Farm Shop Work
Box 5, Folder 14
Kitchen Equipment
Box 5, Folder 15
Rural Housing (1 of 2)
Box 5, Folder 16
Rural Housing (2 of 2)
Box 5, Folder 17
Harvesting Soybeans
Box 5, Folder 18
Tobacco Barns and Curing
Box 5, Folder 19
Cement, Concrete, Gravel, Plaster, Sand
Box 5, Folder 20
Oils, Petroleum, Compounds, Paints, etc.
Box 5, Folder 21
Agricultural Engineering Publication References
Box 5, Folder 22
Bill of Materials for Plan 128
Box 5, Folder 23
Academics 1917-1945
Size: 0.17 linear feet

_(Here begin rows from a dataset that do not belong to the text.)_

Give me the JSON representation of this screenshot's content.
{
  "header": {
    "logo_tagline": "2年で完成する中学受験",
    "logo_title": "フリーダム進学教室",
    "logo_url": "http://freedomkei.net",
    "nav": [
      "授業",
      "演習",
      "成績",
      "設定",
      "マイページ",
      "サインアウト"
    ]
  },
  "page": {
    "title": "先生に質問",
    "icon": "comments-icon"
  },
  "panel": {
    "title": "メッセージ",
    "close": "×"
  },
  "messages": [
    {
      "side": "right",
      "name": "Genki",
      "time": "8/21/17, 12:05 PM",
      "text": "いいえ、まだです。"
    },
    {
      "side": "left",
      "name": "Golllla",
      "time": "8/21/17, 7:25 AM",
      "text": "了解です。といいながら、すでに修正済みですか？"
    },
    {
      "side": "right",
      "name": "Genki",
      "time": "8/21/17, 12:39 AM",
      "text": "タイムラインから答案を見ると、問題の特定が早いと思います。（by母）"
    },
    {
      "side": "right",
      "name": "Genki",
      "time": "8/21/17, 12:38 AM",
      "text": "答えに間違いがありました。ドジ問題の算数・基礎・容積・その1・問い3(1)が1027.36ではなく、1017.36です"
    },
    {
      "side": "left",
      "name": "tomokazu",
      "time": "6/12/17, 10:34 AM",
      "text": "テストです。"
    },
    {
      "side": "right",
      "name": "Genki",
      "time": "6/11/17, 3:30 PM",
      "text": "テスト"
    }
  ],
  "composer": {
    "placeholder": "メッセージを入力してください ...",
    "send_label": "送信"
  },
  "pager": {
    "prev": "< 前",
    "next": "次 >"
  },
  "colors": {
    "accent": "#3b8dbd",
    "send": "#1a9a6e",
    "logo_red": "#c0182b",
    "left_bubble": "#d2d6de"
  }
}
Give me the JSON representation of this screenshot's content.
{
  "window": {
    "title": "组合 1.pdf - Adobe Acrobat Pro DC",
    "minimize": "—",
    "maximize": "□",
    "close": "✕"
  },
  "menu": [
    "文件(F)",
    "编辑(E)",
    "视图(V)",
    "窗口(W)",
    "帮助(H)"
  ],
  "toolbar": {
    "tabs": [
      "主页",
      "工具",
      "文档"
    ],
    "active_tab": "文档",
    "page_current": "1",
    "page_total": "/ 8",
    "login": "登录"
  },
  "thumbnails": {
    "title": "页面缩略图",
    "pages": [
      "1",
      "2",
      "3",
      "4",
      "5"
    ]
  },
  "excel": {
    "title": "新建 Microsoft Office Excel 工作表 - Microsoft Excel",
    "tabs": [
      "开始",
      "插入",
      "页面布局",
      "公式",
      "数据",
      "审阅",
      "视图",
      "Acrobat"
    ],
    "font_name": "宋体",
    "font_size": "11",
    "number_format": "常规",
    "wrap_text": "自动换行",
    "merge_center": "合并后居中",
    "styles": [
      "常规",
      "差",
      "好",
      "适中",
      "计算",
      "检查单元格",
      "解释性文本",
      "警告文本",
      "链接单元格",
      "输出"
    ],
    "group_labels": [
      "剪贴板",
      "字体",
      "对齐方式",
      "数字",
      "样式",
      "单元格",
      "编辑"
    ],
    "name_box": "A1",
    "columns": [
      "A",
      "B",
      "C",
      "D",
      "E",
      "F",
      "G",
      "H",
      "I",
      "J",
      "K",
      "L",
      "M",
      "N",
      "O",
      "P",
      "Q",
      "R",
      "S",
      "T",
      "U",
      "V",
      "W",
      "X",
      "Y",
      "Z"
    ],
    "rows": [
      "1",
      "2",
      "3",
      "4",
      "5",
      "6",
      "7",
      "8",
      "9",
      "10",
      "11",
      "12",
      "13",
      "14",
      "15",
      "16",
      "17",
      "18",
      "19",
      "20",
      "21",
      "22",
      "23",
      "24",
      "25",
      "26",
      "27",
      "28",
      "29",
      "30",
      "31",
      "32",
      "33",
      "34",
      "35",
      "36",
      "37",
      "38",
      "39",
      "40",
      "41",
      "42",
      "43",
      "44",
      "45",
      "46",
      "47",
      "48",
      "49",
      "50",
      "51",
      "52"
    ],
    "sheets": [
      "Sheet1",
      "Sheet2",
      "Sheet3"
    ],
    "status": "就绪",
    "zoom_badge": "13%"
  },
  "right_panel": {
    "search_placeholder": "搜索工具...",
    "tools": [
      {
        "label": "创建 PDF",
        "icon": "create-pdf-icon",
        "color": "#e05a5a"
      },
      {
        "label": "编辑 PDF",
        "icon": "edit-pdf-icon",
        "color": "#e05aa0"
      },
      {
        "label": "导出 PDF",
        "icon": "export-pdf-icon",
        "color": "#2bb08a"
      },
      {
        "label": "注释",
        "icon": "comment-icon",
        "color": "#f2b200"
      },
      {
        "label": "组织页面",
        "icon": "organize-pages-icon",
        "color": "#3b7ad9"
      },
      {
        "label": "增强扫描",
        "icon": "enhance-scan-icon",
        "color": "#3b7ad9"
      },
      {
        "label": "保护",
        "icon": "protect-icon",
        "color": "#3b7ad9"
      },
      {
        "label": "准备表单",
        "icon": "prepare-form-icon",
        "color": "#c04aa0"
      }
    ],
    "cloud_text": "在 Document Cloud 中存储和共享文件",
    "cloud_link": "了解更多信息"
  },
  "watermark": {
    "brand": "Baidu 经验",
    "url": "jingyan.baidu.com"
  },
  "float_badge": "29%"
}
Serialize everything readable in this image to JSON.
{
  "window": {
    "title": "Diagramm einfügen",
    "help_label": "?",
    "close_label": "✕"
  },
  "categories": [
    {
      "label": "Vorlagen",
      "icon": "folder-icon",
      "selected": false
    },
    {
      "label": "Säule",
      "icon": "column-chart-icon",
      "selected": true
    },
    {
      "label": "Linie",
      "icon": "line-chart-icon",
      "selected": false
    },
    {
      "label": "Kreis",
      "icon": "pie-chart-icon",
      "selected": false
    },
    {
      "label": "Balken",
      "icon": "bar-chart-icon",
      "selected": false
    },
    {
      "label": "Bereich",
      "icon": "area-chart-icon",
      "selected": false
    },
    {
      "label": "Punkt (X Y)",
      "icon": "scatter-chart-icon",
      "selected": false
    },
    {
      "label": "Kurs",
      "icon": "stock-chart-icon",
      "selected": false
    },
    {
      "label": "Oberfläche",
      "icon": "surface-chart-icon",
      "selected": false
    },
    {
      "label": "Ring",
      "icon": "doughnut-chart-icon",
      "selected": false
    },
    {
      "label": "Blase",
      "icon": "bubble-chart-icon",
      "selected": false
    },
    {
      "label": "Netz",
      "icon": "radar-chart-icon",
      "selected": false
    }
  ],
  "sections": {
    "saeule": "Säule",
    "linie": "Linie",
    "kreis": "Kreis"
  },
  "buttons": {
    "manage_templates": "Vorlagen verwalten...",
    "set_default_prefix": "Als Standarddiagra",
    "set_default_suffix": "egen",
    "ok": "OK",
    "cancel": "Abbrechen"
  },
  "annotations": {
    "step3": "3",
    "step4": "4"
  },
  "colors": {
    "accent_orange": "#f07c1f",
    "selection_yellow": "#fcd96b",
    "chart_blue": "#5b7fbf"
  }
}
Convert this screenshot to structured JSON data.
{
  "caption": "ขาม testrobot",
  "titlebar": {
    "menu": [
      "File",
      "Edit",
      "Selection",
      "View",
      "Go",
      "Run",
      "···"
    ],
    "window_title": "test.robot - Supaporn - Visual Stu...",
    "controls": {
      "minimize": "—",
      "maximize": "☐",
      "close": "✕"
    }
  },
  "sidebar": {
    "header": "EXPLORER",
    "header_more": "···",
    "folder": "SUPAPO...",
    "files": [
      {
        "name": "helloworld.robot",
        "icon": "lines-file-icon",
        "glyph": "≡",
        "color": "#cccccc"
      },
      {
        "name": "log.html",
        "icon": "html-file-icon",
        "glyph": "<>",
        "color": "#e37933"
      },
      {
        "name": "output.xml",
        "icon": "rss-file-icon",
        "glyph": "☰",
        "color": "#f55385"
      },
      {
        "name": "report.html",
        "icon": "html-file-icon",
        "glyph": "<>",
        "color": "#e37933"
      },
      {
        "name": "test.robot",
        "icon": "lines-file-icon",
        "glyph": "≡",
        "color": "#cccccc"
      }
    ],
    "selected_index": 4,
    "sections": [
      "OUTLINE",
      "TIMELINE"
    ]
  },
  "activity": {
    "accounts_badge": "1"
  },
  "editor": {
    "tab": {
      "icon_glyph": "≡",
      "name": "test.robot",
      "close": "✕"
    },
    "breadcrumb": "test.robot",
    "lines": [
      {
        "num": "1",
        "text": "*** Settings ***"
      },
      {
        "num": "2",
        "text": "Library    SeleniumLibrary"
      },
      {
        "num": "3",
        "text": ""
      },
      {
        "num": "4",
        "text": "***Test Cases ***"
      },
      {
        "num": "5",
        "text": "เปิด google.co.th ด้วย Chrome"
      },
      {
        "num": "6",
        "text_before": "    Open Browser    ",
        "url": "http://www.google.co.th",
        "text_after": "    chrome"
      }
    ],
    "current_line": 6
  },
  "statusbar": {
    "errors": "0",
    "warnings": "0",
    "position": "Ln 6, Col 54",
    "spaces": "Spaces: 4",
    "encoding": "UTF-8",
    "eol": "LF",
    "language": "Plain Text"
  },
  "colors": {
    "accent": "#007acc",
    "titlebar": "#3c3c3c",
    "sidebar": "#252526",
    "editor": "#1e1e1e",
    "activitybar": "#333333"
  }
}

The Academics series contains materials related to David Weaver's undergraduate and graduate education, as well as his education career at N.C. State College. Weaver's undergraduate laboratory exercises and Master's Thesis are included, as well as records and reports of the N.C. State College Departments of Agronomy and Agricultural Engineering, course materials, and one student term paper.

0.33 archival storage box

"Methods of Obtaining Maximum Direct Sunlight in Hog Houses," Master's Thesis, 1925
Box 5, Folder 24
Agricultural Engineering Laboratory Exercises, 1917-1918 (1 of 3)
Box 5, Folder 25
Agricultural Engineering Laboratory Exercises, 1917-1918 (2 of 3)
Box 5, Folder 26
Agricultural Engineering Laboratory Exercises, 1917-1918 (3 of 3)
Box 5, Folder 27
Department of Agronomy Equipment Records
Box 5, Folder 28
Agricultural Engineering 406 Laboratory Exercises
Box 5, Folder 29
J. Irwin Davis, Jr. Term Paper, Agr. Econ. 404, 1937
Box 5, Folder 30
Dept. of Agricultural Engineering, "Report on Hydrolic Ram Location"
Box 5, Folder 31
Cannery Workshops Handbook, 1944
Box 5, Folder 32
Shop Course for Adults in farm and household construction and repair, Nov. 1945
Box 5, Folder 33
Unprocessed 1862, 1917-1968
32 letters written by David Weaver to Gertrude Brickman 1918-1919
Box 6
Additional correspondence and items, probably with family 1929, 1933, 1969-1970
Box 6
Photographs, probably family circa 1920-1961
Box 6

Access to the collection

This collection is open for research; access requires at least 48 hours advance notice.

For more information contact us via mail, phone, or our web form.

Mailing address:
Special Collections Research Center
Box 7111
Raleigh, NC, 27695-7111

Phone: (919) 515-2273

Preferred Citation

[Identification of item], David Stathem Weaver Papers, MC 00026, Special Collections Research Center, North Carolina State University Libraries, Raleigh, NC

Use of these materials

The nature of the NCSU Libraries' Special Collections means that copyright or other information about restrictions may be difficult or even impossible to determine despite reasonable efforts. The NCSU Libraries claims only physical ownership of most Special Collections materials.

The materials from our collections are made available for use in research, teaching, and private study, pursuant to U.S. Copyright law. The user must assume full responsibility for any use of the materials, including but not limited to, infringement of copyright and publication rights of reproduced materials. Any materials used for academic research or otherwise should be fully credited with the source.